*** RECORDS FOR THE EXERCISE Section Begins ***

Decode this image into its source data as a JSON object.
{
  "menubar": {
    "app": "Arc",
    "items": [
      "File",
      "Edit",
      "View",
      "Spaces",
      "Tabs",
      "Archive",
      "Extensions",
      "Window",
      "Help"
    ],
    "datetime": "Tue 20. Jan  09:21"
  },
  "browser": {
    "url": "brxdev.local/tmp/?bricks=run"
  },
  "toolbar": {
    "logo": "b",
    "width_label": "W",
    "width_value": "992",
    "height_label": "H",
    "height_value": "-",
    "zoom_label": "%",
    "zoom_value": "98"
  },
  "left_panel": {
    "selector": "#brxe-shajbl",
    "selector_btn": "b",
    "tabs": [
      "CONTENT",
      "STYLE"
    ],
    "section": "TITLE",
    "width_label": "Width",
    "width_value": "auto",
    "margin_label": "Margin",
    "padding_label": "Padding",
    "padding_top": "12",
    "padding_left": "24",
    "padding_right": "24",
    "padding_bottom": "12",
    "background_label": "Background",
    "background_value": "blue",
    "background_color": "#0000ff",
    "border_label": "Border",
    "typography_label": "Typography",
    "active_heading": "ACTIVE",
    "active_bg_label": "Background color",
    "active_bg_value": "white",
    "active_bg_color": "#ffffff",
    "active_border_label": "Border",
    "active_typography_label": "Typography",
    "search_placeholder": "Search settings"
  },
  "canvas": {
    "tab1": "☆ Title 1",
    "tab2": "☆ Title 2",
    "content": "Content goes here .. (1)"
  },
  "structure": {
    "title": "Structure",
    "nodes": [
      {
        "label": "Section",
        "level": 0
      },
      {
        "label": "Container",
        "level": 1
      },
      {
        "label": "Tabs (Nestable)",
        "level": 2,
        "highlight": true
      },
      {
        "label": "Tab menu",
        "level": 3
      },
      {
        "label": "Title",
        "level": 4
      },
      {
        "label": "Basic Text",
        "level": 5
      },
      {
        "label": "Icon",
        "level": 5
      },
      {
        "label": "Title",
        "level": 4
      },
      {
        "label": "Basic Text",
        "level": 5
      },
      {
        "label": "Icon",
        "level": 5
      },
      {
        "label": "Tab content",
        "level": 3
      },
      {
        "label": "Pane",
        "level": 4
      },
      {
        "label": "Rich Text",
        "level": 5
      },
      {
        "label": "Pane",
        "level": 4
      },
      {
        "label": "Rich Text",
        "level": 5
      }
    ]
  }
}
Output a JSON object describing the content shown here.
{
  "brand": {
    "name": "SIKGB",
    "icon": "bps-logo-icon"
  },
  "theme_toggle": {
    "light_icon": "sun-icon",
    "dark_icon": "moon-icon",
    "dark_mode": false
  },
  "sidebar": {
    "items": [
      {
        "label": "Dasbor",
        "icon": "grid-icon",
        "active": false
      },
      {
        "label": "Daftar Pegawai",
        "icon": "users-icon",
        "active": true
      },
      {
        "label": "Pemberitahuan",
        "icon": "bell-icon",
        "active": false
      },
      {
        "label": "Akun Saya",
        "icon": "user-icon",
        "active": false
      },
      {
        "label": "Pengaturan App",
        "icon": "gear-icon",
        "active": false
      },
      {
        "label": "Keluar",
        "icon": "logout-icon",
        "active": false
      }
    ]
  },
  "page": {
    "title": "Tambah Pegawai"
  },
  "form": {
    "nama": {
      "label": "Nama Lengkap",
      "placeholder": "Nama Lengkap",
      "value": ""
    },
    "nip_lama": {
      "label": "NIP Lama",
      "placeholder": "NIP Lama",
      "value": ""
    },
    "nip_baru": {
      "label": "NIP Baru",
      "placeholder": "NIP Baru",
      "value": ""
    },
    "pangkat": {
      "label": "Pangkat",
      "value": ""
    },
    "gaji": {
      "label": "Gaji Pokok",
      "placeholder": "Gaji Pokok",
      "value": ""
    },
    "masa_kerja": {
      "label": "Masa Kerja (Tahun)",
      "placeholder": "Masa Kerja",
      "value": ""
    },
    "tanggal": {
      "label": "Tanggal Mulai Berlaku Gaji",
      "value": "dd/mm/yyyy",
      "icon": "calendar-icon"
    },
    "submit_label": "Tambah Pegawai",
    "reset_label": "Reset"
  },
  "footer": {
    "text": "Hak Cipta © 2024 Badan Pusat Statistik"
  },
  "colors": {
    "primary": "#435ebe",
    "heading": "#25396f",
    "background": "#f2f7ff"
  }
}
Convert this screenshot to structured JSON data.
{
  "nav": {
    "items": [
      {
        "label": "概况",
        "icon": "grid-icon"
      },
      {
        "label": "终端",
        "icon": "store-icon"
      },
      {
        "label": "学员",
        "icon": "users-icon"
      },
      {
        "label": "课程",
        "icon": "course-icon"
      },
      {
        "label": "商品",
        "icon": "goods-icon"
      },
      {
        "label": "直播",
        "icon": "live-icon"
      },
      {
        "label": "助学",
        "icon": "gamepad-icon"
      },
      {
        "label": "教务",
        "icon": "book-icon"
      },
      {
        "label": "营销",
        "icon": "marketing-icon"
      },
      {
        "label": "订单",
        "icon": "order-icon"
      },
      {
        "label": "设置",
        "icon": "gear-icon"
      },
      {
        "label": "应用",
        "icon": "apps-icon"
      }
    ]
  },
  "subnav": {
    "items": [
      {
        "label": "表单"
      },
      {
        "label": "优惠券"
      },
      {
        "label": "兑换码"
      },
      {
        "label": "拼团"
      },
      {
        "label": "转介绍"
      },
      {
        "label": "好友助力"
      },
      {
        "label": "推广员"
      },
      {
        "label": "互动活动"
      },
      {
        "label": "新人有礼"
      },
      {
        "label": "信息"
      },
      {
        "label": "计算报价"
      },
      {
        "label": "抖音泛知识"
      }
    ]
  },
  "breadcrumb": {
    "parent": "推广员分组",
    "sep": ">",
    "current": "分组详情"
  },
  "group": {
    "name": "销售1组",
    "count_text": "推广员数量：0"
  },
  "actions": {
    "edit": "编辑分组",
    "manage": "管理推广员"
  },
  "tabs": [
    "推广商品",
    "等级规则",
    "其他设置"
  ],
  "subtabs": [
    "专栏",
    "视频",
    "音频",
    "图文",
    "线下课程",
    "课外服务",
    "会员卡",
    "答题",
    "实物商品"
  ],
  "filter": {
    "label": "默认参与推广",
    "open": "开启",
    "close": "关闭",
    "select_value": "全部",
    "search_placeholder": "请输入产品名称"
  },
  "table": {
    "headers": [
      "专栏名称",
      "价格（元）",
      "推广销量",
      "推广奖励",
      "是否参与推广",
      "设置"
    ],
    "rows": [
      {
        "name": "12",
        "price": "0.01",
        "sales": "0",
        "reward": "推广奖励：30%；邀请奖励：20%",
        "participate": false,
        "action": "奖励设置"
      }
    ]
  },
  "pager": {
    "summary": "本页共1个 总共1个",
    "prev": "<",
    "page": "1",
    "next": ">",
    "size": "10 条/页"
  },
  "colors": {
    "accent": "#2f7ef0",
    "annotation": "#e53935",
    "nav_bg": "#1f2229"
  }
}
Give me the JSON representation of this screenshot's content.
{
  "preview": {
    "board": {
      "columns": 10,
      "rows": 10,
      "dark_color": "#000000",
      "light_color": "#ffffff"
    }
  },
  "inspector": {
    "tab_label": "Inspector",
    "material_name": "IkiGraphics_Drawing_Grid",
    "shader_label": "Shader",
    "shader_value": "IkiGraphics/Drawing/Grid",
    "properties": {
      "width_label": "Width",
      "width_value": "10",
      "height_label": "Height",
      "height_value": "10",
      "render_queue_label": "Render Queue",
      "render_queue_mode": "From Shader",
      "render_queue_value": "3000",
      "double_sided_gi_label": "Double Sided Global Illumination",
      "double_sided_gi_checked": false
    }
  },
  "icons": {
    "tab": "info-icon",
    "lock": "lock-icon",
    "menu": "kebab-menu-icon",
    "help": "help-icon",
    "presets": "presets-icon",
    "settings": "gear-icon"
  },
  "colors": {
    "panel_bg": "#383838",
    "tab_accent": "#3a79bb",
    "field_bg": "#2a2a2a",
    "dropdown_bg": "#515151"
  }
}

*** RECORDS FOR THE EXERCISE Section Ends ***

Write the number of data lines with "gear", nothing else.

## SOLUTION TO THE PROBLEM
3